When you set off for the Schengen Zone (most of Europe) your passport should be no more than ten years old. It's possible it's more if you renewed your last one before it ran out and the UK passport office carried the unused months over to your new passport – the EU doesn't recognise the extra months.

It should have three months left on it on the day you leave the Schengen Zone.

Check your passport now and either renew it or pick a destination outside Schengen if you have this problem.

Kids' passports

Remember kids' passports only last five years, not ten. If your kids haven't flown since lockdown their passports have probably run out.

Check your kids' passports before you set off!


The EHIC or GHIC card is an arrangement between the UK and most European countries for use of one anothers' health services for holidaymakers. It's no substitute for travel insurance (not least because it doesn't cover medical repatriation, which is often the most expensive element of serious medical problems overseas) but it's good to have where it's accepted.

Check your EHIC is still in date, and if not apply for the new GHIC which works exactly the same.

Check your EHIC card and get a GHIC if it's run out.


As soon as you book your trip, we recommend booking your travel insurance – that way your booking is covered if anything goes wrong.
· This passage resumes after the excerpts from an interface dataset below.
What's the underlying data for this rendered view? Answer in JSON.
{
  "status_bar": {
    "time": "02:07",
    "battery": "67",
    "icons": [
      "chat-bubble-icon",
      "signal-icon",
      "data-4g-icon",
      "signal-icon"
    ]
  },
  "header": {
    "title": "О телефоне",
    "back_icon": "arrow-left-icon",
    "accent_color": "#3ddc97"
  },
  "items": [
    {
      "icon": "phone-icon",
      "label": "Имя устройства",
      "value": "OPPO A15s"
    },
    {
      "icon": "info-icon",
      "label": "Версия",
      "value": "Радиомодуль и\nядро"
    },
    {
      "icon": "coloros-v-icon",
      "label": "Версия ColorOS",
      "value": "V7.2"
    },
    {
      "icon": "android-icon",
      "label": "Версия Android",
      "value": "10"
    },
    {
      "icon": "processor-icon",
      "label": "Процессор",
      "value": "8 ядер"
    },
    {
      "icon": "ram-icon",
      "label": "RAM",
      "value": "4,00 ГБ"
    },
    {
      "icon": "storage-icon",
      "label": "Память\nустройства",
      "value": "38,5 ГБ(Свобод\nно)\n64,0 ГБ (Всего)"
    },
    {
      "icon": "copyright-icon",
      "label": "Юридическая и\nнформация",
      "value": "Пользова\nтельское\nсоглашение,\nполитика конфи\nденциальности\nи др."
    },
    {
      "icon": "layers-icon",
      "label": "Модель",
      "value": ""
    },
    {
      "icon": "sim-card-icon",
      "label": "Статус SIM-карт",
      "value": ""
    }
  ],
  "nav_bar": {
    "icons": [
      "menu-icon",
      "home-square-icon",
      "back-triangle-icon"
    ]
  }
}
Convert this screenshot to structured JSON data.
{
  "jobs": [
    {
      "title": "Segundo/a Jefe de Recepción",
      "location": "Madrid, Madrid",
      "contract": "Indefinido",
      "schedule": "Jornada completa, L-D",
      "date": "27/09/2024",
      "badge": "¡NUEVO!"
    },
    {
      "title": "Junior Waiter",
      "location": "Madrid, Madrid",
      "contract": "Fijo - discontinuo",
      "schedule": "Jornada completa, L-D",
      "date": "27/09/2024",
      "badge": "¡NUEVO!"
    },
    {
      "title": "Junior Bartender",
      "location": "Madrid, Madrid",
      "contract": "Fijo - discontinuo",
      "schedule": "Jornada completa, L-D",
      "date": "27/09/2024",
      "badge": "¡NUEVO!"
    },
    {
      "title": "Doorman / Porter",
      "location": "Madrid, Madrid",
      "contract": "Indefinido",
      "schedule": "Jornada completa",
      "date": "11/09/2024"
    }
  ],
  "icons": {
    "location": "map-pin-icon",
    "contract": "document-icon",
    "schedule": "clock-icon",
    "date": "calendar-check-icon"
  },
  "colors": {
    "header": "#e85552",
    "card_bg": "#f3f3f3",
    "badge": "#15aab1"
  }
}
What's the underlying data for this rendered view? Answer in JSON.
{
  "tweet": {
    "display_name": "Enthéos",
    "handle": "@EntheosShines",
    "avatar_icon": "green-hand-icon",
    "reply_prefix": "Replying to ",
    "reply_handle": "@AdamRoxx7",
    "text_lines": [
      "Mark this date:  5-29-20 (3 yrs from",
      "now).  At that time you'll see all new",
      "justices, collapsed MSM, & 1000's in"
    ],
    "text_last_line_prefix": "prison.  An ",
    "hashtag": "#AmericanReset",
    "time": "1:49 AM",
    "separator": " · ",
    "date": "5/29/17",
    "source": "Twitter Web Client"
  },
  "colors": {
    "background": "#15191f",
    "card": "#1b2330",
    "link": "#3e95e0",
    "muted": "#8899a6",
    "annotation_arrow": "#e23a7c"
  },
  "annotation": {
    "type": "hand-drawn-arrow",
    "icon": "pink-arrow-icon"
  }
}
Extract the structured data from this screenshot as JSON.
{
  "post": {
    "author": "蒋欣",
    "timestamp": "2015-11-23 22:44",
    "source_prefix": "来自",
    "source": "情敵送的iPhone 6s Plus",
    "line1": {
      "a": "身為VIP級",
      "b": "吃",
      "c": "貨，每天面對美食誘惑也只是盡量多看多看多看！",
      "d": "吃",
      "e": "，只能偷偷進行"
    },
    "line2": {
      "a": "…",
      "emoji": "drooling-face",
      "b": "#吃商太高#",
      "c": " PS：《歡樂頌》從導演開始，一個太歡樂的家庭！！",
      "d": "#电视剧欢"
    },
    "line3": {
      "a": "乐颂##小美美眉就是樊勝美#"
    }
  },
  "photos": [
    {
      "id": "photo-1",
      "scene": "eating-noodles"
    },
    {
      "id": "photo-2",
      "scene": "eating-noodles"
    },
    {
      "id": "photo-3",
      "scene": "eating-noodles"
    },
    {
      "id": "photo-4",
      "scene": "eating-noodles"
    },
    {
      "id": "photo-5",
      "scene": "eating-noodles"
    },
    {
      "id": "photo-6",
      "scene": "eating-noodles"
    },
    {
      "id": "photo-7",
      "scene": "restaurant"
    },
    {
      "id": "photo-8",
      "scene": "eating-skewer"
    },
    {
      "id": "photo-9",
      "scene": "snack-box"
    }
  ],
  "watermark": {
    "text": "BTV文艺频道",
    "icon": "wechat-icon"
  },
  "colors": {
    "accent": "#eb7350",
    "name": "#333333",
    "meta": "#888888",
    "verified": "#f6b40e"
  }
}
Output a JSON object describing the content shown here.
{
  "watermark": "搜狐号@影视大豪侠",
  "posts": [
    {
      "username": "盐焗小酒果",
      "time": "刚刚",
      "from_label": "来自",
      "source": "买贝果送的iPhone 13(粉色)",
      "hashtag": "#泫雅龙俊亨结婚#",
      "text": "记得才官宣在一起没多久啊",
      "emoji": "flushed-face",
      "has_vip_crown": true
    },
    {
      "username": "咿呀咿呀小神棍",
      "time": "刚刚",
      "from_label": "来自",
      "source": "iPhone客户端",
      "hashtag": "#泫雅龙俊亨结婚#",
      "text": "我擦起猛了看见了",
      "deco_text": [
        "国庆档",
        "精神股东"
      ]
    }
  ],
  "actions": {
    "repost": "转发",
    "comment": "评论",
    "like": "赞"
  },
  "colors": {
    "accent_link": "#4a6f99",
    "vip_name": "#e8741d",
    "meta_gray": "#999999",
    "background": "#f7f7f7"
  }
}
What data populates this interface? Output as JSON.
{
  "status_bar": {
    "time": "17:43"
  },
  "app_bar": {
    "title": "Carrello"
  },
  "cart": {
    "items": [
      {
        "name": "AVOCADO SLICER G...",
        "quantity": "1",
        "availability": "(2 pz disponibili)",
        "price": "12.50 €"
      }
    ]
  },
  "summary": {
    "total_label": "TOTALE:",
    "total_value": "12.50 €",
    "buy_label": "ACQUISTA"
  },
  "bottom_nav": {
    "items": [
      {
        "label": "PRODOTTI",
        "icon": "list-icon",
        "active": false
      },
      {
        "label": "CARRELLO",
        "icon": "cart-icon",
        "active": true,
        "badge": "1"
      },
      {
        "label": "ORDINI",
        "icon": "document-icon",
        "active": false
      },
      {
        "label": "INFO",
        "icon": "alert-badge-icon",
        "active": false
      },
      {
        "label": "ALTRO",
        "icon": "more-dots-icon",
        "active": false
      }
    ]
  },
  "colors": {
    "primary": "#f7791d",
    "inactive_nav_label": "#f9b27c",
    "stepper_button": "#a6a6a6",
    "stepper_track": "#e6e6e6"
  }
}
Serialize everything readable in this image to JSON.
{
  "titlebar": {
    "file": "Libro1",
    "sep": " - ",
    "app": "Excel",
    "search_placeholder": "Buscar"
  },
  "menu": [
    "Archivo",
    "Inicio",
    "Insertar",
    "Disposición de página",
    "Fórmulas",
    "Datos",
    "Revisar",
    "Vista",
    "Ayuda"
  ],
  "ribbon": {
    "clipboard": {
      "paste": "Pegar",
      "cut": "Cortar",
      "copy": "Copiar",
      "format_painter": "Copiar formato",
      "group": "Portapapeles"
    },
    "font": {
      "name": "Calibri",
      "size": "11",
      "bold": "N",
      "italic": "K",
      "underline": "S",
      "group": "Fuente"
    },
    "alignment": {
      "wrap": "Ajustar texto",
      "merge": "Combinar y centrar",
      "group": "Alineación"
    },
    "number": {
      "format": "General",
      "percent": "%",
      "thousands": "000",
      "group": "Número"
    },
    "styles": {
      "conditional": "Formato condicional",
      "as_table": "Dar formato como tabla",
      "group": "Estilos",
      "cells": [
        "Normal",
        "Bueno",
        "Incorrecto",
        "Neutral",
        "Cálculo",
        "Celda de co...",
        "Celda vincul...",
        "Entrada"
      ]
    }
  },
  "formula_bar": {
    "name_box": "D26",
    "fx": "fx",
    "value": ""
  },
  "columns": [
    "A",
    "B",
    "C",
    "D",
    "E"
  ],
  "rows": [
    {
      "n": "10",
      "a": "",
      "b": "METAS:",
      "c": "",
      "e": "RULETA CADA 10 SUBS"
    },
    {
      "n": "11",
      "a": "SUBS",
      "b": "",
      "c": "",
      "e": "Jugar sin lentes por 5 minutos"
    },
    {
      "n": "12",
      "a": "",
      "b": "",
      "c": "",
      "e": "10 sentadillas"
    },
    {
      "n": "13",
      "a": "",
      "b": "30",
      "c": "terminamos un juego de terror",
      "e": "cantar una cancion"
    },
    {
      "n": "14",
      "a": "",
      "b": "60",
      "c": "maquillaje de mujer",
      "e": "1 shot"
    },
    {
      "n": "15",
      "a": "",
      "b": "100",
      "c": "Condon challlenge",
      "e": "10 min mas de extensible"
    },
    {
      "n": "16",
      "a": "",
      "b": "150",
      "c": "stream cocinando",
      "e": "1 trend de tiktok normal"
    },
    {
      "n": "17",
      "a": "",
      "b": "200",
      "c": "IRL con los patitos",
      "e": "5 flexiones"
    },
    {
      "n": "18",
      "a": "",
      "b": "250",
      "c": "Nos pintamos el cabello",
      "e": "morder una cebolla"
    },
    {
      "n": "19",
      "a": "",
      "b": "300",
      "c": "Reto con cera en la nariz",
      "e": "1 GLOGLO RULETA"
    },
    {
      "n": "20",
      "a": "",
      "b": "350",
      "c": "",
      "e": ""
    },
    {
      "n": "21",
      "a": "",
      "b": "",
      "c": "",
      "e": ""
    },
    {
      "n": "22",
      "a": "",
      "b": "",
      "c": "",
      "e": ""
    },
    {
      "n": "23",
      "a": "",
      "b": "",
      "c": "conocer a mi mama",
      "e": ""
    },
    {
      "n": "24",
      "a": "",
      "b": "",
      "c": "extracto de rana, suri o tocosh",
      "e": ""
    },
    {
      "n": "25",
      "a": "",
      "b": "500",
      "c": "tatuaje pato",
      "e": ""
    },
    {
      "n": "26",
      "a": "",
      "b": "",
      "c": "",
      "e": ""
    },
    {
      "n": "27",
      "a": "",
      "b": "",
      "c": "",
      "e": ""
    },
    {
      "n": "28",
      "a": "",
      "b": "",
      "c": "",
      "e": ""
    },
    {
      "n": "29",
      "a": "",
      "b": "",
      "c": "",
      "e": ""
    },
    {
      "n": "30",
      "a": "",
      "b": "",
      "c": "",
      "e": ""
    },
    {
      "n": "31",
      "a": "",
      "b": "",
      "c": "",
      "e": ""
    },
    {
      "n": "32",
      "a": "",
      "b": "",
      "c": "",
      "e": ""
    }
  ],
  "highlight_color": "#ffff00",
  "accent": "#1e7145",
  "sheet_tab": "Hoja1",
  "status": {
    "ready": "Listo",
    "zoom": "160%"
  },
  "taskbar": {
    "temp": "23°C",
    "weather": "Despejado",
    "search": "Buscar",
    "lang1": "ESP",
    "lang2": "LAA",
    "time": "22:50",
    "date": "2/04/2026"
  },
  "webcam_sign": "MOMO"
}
If you don't have travel insurance for your trip, Holiday Extras offers single and multi trip travel insurance for almost any trip.

Other concerns

The Moroccan earthquake is primarily a humanitarian tragedy for the local people, and has also disprupted travel to the country.


An earthquake struck Morocco on September 8, leading to considerable damage and more than 2000 deaths.

The FCDO does not warn against travel to Morocco, and flights to and from the UK are operating normally.

If you are heading to Morocco, check with your tour operator and airline that everything can go ahead as planned.

It pays to be prepared – but it's not worth spoiling the anticipation of your holiday worrying that something might go wrong. It almost never does.

10 things you can do to prepare for your next trip

Passports, insurance, checklists and post-Brexit travel

Start preparing